Results: There was no significant difference in the baseline characteristics between the three groups. The number of patients with episodes of unsatisfactory pain, i.e. a VAS scores ≥ 40 and OVRS ≥ 2, at each of the four assessments postoperatively, was significantly higher with sufentanil 1 g/ml than with sufentanil 2 µg/ml or µ3 g/ml (p < 0.05). In the 3 µg/ml sufentanil group, four patients (20%) had a sedation score ≥ 3 compared with one (5%) and no (0%) patients in the 2 µg/ml and 1 µg/ml sufentanil groups, respectively (p < 0.05). In addition, 30% patients experienced pruritus in the 3 µg/ml sufentanil group compared with 10% and 5%, respectively, in the 2 µg/ml and 1 µg/ml sufentanil groups. In the sufentanil 3 µg/ml, 2 µg/ml and 1 µg/ml groups, 30%, 20% and 5% patients, respectively, had emetics symptoms (p < 0.05).
Conclusions: We conclude that a thoracic epidural bolus of 10 ml sufentanil 2 µg/ml with bupivacaine 0.125% provides the optimal balance between pain relief and side-effects following thoracotomy.
Intraocular pressure changes in patients undergoing cataract extraction and lens implantation : laryngeal mask airway versus endotracheal tube : original researchSource: Southern African Journal of Anaesthesia and Analgesia 15, pp 23 –27 (2009)More Less
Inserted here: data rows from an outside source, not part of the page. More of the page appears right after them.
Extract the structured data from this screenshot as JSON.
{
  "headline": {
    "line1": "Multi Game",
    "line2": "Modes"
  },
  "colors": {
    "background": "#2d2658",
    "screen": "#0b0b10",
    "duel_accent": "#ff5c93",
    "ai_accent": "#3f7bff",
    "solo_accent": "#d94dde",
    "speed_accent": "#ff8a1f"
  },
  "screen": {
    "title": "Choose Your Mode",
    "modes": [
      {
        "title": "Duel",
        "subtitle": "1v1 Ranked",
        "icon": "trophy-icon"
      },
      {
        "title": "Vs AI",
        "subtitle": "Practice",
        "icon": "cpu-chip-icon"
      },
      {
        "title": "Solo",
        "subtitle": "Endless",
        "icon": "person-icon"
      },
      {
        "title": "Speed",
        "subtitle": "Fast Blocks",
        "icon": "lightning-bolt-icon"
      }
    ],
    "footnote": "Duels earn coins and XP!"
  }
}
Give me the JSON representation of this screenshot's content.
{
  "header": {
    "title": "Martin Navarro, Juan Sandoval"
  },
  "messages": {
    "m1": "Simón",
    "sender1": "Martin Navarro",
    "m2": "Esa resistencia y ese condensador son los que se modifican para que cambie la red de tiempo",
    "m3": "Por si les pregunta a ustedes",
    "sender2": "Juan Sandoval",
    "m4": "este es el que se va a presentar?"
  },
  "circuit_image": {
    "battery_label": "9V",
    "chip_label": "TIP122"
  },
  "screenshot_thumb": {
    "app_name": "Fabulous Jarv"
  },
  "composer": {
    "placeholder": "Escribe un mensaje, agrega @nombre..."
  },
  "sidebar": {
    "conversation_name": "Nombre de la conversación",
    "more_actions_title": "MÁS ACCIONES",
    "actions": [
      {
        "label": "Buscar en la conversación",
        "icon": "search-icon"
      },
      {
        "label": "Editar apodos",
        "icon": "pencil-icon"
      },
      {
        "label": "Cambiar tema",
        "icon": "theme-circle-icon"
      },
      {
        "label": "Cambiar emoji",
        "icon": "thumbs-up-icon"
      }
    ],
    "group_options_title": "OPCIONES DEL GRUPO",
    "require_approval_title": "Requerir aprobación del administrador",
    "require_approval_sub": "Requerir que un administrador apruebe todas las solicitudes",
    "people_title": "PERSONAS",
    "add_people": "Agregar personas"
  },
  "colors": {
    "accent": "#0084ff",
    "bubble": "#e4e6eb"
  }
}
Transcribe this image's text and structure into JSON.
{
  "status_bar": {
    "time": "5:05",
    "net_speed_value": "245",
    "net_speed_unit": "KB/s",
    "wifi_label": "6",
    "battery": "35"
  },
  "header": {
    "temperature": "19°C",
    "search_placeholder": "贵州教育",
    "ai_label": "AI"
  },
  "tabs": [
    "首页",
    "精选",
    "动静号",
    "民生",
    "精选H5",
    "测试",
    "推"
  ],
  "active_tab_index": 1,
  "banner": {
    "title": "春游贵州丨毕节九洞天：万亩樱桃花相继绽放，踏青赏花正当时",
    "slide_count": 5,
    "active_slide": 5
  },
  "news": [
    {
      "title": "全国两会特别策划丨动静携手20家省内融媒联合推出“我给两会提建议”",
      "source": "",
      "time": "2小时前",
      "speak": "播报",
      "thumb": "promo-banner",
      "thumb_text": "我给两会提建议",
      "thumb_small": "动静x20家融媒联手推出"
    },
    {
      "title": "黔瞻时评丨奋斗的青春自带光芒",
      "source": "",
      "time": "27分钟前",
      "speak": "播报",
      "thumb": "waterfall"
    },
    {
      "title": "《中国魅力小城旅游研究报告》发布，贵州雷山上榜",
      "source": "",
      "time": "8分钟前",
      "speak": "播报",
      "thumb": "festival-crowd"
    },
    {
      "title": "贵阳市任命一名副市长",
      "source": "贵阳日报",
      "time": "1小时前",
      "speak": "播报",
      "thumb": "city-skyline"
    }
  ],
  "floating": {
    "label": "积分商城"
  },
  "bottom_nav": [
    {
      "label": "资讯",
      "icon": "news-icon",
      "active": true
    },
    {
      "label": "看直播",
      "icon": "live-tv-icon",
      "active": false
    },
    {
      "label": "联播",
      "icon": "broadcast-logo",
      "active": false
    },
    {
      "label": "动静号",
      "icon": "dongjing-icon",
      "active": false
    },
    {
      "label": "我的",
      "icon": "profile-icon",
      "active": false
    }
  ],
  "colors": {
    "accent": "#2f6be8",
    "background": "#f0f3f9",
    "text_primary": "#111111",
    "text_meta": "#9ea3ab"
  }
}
Objectives: To investigate the influence on intraocular pressure (IOP) of airway management with a laryngeal mask airway (LMA) or tracheal tube (ETT), and secondly to compare the devices with regard to their impact on IOP.
Design: Prospective, randomized observational study over a four-month period (August - November 2002)
Setting: University-affiliated tertiary level hospital in Pretoria, South Africa
Subjects: Forty ASA I and II adult patients undergoing unilateral cataract extraction and lens implantation under general anaesthesia
Outcome measures: Changes in intraocular pressure after placement of airway device
Methods: Following a standard anaesthestic induction with propofol and atracurium, airway management was randomized to LMA or ETT.
IOP was measured pre-induction, 3 min post induction but before airway manipulation, 20 sec post LMA or ETT insertion and finally 2 min post airway instrumentation.
Results: There was a small increase in mean IOP in the LMA group, which was statistically insignificant. However there was a significant rise in mean IOP in the ETT group (p = 0.0001) which returned to almost pre-insertion levels at 2 minutes.
Conclusions: The LMA causes minimal changes in intraocular pressure when used to secure the airway during cataract surgery. The rise in IOP following tracheal intubation is significant, yet transient and probably clinically insignificant.
A case of Lowe syndrome (oculocerebrorenal syndrome) : clinical implications and anaesthetic management : syndromic vignettes in anaesthesiaSource: Southern African Journal of Anaesthesia and Analgesia 15, pp 29 –31 (2009)More Less
In 1952 Lowe and his colleagues described a syndrome with organic aciduria, decreased renal ammonia production, hydrophthalmos and mental retardation. In 1954, a renal Fanconi syndrome was recognised as being associated with the syndrome, and in 1965 an X-linked pattern of inheritance was determined.
Source: Southern African Journal of Anaesthesia and Analgesia 15, pp 33 –34 (2009)More Less
A 50-year-old male presented with signs and symptoms of oesophageal perforation after a biopsy. Suggestive symptoms and signs were pain in the neck radiating to the back, a rise in temperature and pulse, emphysema in the neck and widening of the mediastinum or a pneumothorax revealed by a chest X-ray. He survived with medical management.